Lawmakers incensed over prison re-entry closings
The final days of a legislative session is the worst time for a state agency to create a full-blown political disaster, but that's what happened Friday with the Department of Corrections.
Struggling with a $79 million budget deficit, DOC decided to save $1 million in the current year's budget by shutting two faith-based re-entry centers that teach inmates work and life skills as they prepare to rejoin society. The centers, run by Bridges of America, are in Manatee and Broward counties. The head of the budget conference committee on prisons, Sen. Ellyn Bogdanoff, is from Broward, and said she has been beseiged with calls of complaint about the decision.
Bogdanoff demanded that Corrections Secretary Ken Tucker explain the decision at a hearing Friday, but Tucker was absent, and two aides were on the receiving end of wrath from Bogdanoff and Reps. James Grant, Rich Glorioso, Gayle Harrell, Eric Eisnaugle and Ray Pilon, all Republicans, who repeatedly said re-entry programs are more effective and cheaper than locking non-violent inmates in state prisons.
Bogdanoff was frustrated because closing the centers means 300 inmates will be returned to the general prison population, a point DOC Deputy Secretary for Operations Mike Crews confirmed. "There's a strong chance that most, if not all, of those individuals in those programs would go back into those institutions," Crews testified.
Glaring at Crews and DOC budget chief Mark Tallent, Bogdanoff said: "I would ask you at this point to work more closely with the Legislature in understanding the impact to our communities before you do what you do."
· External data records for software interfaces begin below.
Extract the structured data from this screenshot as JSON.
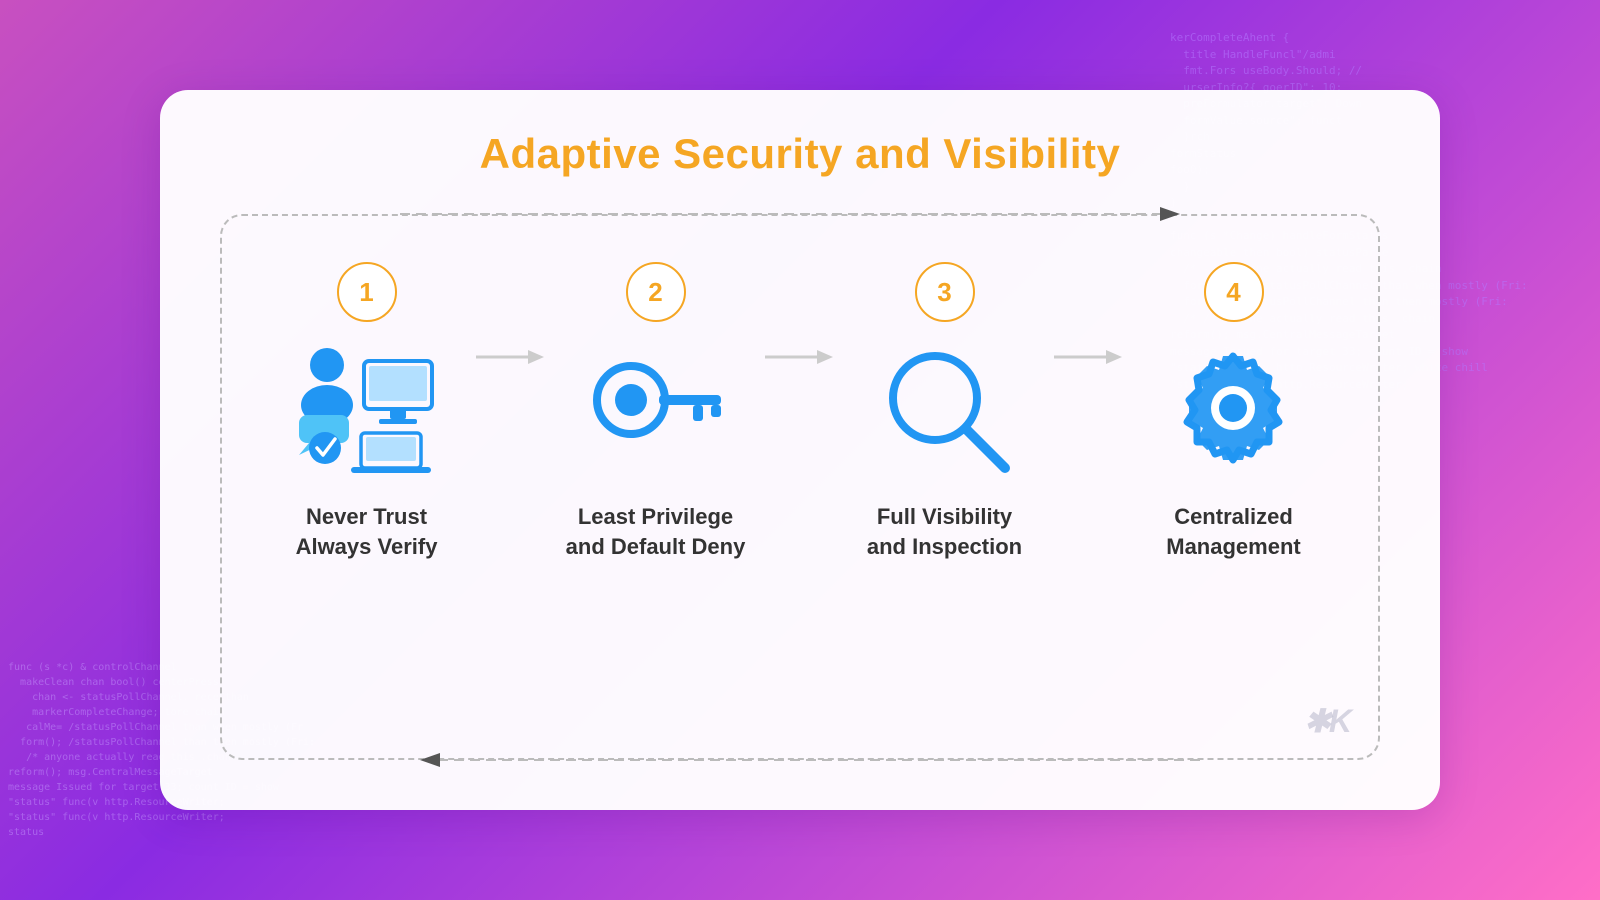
{
  "page": {
    "title": "Adaptive Security and Visibility",
    "background_gradient": "linear-gradient(135deg, #c850c0 0%, #8a2be2 40%, #ff6ec7 100%)"
  },
  "steps": [
    {
      "number": "1",
      "label": "Never Trust\nAlways Verify",
      "icon": "user-device-icon"
    },
    {
      "number": "2",
      "label": "Least Privilege\nand Default Deny",
      "icon": "key-icon"
    },
    {
      "number": "3",
      "label": "Full Visibility\nand Inspection",
      "icon": "magnify-icon"
    },
    {
      "number": "4",
      "label": "Centralized\nManagement",
      "icon": "gear-icon"
    }
  ],
  "top_arrow_label": "→",
  "bottom_arrow_label": "←",
  "watermark": "✱K",
  "code_text_right": "kerCompleteAhent {\n  title HandleFuncl\"/admi\n  fmt.Fors useBody.Should; //\n  urserInfo?{ goerID\"; 10;\n  preFormulator.target\"; Down\n  formValue.source\"; funct\n  }rch\nformStatus\nfoo0);\n  }\n}\n\nfunc (s *Change) handleFormStatus\nchangeable then bool) statusParse\n  /* --> anyone actually read this .chain\n  formGetML; /statusPollChannel than when mostly (Fri:\n  form(); /statusPollChannel than then mostly (Fri:\n  /* /* anyone actually read this .chain\nreform(); msg.CentralMessageTarget\nmessage Issued for target 33; count ID = show\n\"status\" func(v http.ResourceWriter; white chill\n\"status\" func(v http.ResourceWriter;",
  "code_text_left": "func (s *c) & controlChannel\n  makeClean chan bool() centerPress\n    chan <- statusPollChannel. receCthan\n    markerCompleteChange; tore chain\n   calMe= /statusPollChannel than when mostly (Fr\n  form(); /statusPollChannel than then mostly (Fri:\n   /* anyone actually read this .chan\nreform(); msg.CentralMessageTarget\nmessage Issued for target 33; count ID = show\n\"status\" func(v http.ResourceWriter;\n\"status\" func(v http.ResourceWriter;\nstatus"
}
Ironically, in a recent message to all DOC employees, Tucker touted the many advantages of re-entry programs as an effective way to reduce recidivism. Bridges has run the centers since 2005, but Crews said there is no specific legislative appropriation to run them. Bridges is represented by a half-dozen lobbyists, including Barney Bishop III, Mark Flynn and Fred Leonhardt, all of whom had front-row seats to watch prison officials endure the lawmakers' criticism. The non-profit faith-based provider is considering a lawsuit to keep the centers open.